Chicken Nest Boxes
The suggested size for chicken nest boxes is 15″ wide, 15″ high and 11 1/8″ (see picture for example). This can vary to a certain extent. My nest boxes are about 2″ smaller than this and work just fine. You can fill your boxes with straw or place some type of padding down on the bottom so the eggs won’t crack when they lay them.
Addition To (or alternative to) Straw Bedding
A picture of a couple of my Nest Boxes above – I originally put only straw in the bottom as cushioning for the hens to lay in so the eggs won’t crack once layed. The only downside of straw or any type of loose bedding is that they often scratch and kick it out of the box, meaning more clean up and (possibly) cracked eggs.
If you’ve ever had chickens, you may have experienced this before – you reach into the nest Boxes to grab the eggs and suddenly your fingers are dripping with wet, gooey egg yolk! To remedy this, I added a piece of artificial turf. It’s the “fake” grass material that you see at miniature golf courses, putting greens etc.
I was fortunate in that I found this material at a used building materials business while searching for lumber. There was just enough of it for me to cut out a few squares to line the bottom of my nest Boxes with. I stapled it into the bottom to prevent the hens from scratching it out like they often do with straw.
However, I added straw on top of that because I think it’s a softer, natural bedding that the chickens prefer over turf alone. When the turf got mud or droppings on it, it cleaned up pretty well. I definitely noticed it provided a sufficient amount of cushioning to reduce the number of broken eggs I was finding.
Above is a picture of a similar product that will cushion the eggs.
I’m sure there are other options to cushion the bottom of your Nest Boxes as well, like an old towel, blanket, clothes you no longer wear, a folded burlap sack, a double layer of cardboard box perhaps – the list goes on. I’m guessing you have ideas of your own.
If you are interested in purchasing turf, you may be able to find some at a used building materials store, Goodwill etc. You could also find some at your local lawn and garden center, or online:
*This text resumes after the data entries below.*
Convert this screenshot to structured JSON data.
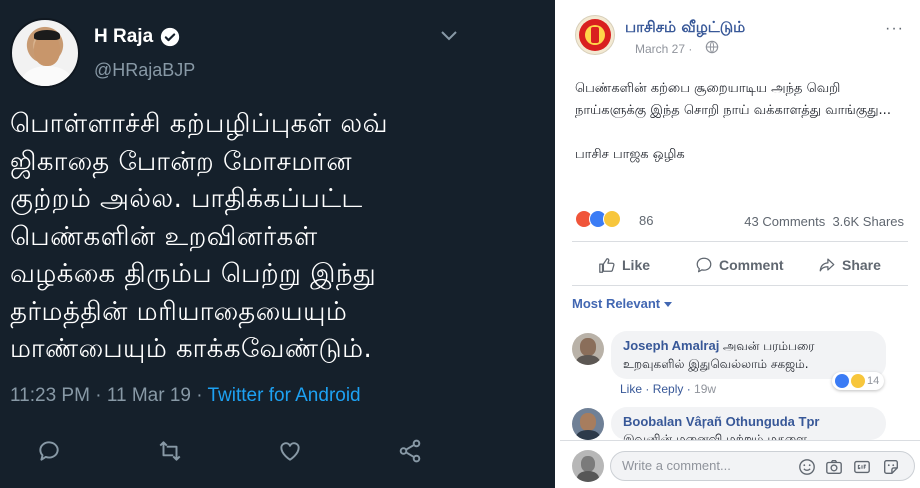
{
  "tweet": {
    "name": "H Raja",
    "handle": "@HRajaBJP",
    "text_lines": [
      "பொள்ளாச்சி கற்பழிப்புகள் லவ்",
      "ஜிகாதை போன்ற மோசமான",
      "குற்றம் அல்ல. பாதிக்கப்பட்ட",
      "பெண்களின் உறவினர்கள்",
      "வழக்கை திரும்ப பெற்று இந்து",
      "தர்மத்தின் மரியாதையையும்",
      "மாண்பையும் காக்கவேண்டும்."
    ],
    "time": "11:23 PM",
    "dot": "·",
    "date": "11 Mar 19",
    "source": "Twitter for Android",
    "colors": {
      "background": "#15202b",
      "secondary": "#8899a6",
      "link": "#1da1f2"
    },
    "icons": [
      "reply-icon",
      "retweet-icon",
      "like-icon",
      "share-icon"
    ]
  },
  "fb_post": {
    "page_name": "பாசிசம் வீழட்டும்",
    "more": "···",
    "date": "March 27 ·",
    "body": [
      "பெண்களின் கற்பை சூறையாடிய அந்த வெறி நாய்களுக்கு இந்த சொறி நாய் வக்காளத்து வாங்குது...",
      "பாசிச பாஜக ஒழிக"
    ],
    "reaction_count": "86",
    "comments_count": "43 Comments",
    "shares_count": "3.6K Shares",
    "actions": {
      "like": "Like",
      "comment": "Comment",
      "share": "Share"
    },
    "sort_label": "Most Relevant",
    "colors": {
      "link": "#385898",
      "secondary": "#606770",
      "bubble": "#f2f3f5"
    }
  },
  "comments": [
    {
      "name": "Joseph Amalraj",
      "text_first": "அவன் பரம்பரை",
      "text_second": "உறவுகளில் இதுவெல்லாம் சகஜம்.",
      "like": "Like",
      "reply": "Reply",
      "time": "19w",
      "reactions": "14"
    },
    {
      "name": "Boobalan Vâŗañ Othunguda Tpr",
      "text_first": "இவனின் மனைவி மற்றும் மகளை"
    }
  ],
  "write_comment": {
    "placeholder": "Write a comment..."
  }
}
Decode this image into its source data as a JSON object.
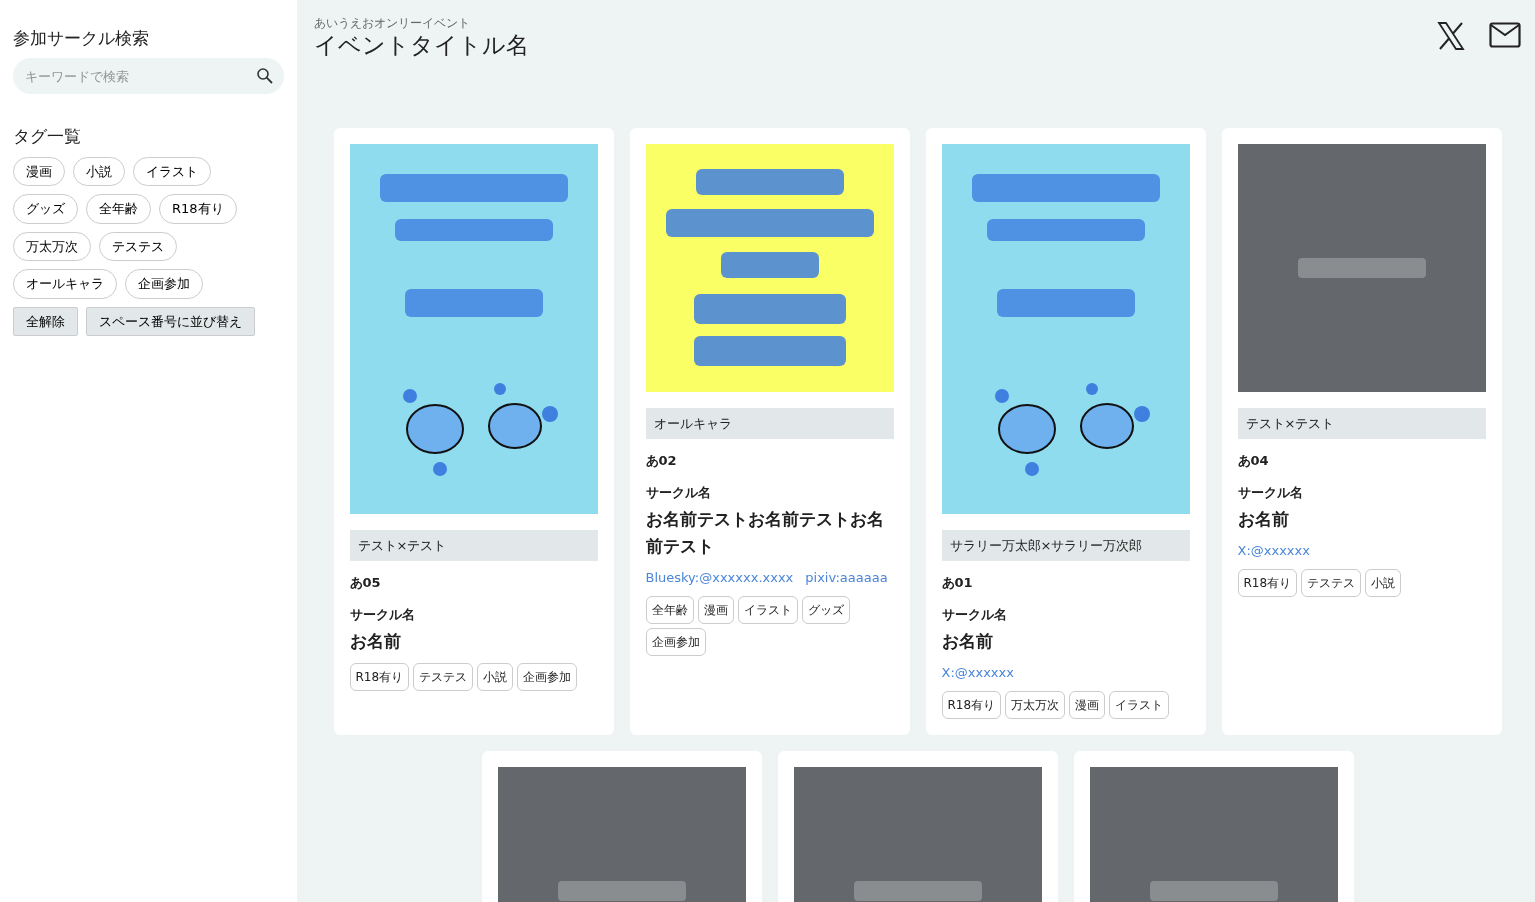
{
  "sidebar": {
    "search_title": "参加サークル検索",
    "search": {
      "placeholder": "キーワードで検索"
    },
    "tags_title": "タグ一覧",
    "tags": [
      "漫画",
      "小説",
      "イラスト",
      "グッズ",
      "全年齢",
      "R18有り",
      "万太万次",
      "テステス",
      "オールキャラ",
      "企画参加"
    ],
    "buttons": [
      "全解除",
      "スペース番号に並び替え"
    ]
  },
  "header": {
    "subtitle": "あいうえおオンリーイベント",
    "title": "イベントタイトル名"
  },
  "cards": [
    {
      "image": {
        "kind": "picture"
      },
      "pairing": "テスト×テスト",
      "space": "あ05",
      "circle_label": "サークル名",
      "name": "お名前",
      "tags": [
        "R18有り",
        "テステス",
        "小説",
        "企画参加"
      ]
    },
    {
      "image": {
        "kind": "picture"
      },
      "pairing": "オールキャラ",
      "space": "あ02",
      "circle_label": "サークル名",
      "name": "お名前テストお名前テストお名前テスト",
      "links": [
        "Bluesky:@xxxxxx.xxxx",
        "pixiv:aaaaaa"
      ],
      "tags": [
        "全年齢",
        "漫画",
        "イラスト",
        "グッズ",
        "企画参加"
      ]
    },
    {
      "image": {
        "kind": "picture"
      },
      "pairing": "サラリー万太郎×サラリー万次郎",
      "space": "あ01",
      "circle_label": "サークル名",
      "name": "お名前",
      "links": [
        "X:@xxxxxx"
      ],
      "tags": [
        "R18有り",
        "万太万次",
        "漫画",
        "イラスト"
      ]
    },
    {
      "image": {
        "kind": "picture"
      },
      "pairing": "テスト×テスト",
      "space": "あ04",
      "circle_label": "サークル名",
      "name": "お名前",
      "links": [
        "X:@xxxxxx"
      ],
      "tags": [
        "R18有り",
        "テステス",
        "小説"
      ]
    },
    {
      "image": {
        "kind": "picture"
      }
    },
    {
      "image": {
        "kind": "picture"
      }
    },
    {
      "image": {
        "kind": "picture"
      }
    }
  ]
}
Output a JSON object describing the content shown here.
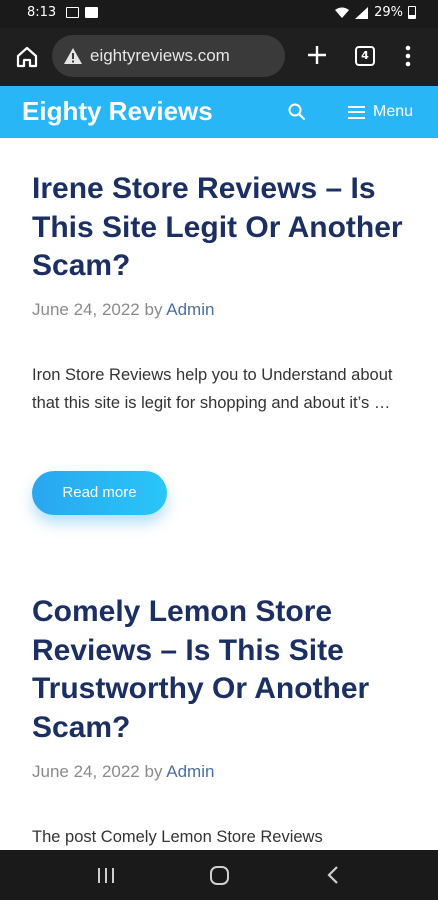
{
  "status_bar": {
    "time": "8:13",
    "battery": "29%",
    "icons": [
      "image-icon",
      "folder-icon",
      "wifi-icon",
      "signal-icon",
      "battery-icon"
    ]
  },
  "browser": {
    "url": "eightyreviews.com",
    "tab_count": "4",
    "icons": [
      "home-icon",
      "warning-icon",
      "plus-icon",
      "tabs-icon",
      "kebab-menu-icon"
    ]
  },
  "site": {
    "title": "Eighty Reviews",
    "menu_label": "Menu",
    "accent_color": "#29b6f6",
    "title_color": "#1c2f63"
  },
  "posts": [
    {
      "title": "Irene Store Reviews – Is This Site Legit Or Another Scam?",
      "date": "June 24, 2022",
      "by": "by",
      "author": "Admin",
      "excerpt": "Iron Store Reviews help you to Understand about that this site is legit for shopping and about it’s …",
      "read_more": "Read more"
    },
    {
      "title": "Comely Lemon Store Reviews – Is This Site Trustworthy Or Another Scam?",
      "date": "June 24, 2022",
      "by": "by",
      "author": "Admin",
      "excerpt": "The post Comely Lemon Store Reviews"
    }
  ],
  "nav_bar": {
    "icons": [
      "recents-icon",
      "home-circle-icon",
      "back-icon"
    ]
  }
}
Other Considerations For Nest Boxes
I started off with 8 chickens and made a nest box for each chicken. It turns out they all used the same 2 nest boxes for laying eggs! I’ve even seen 3 chickens in the same nest box at the same time – therefore, you don’t need to make too many boxes. They tend to gravitate toward the same box. If you have a big flock – obviously you’ll need to make more.
Another thing that can happen is once you get into raising chickens, you’ll realize it’s fun! Of course when this happens you’ll want to buy more of those feathered creatures. At least that’s what happened to us. We were happy with our original 8, but loved the idea of getting more, selling the eggs etc. So over the span of 10 years we gradually increased our flock size to nearly 60.
Needless to say, I had to build more Nest Boxes.
In some of the links I’ve provided for building chicken coops, there are some excellent pictures of nest boxes, diagrams, and “how-to” instructions for building nest boxes. I hope you will find them useful if you build your own nest Boxes.
If you decide you’d rather not go through the effort of making a nest box, there are many other places to buy Nest Boxes like your local farm store or online:
Thanks for visiting. Please leave a comment below. I appreciate any ideas or comments you have about building nest boxes!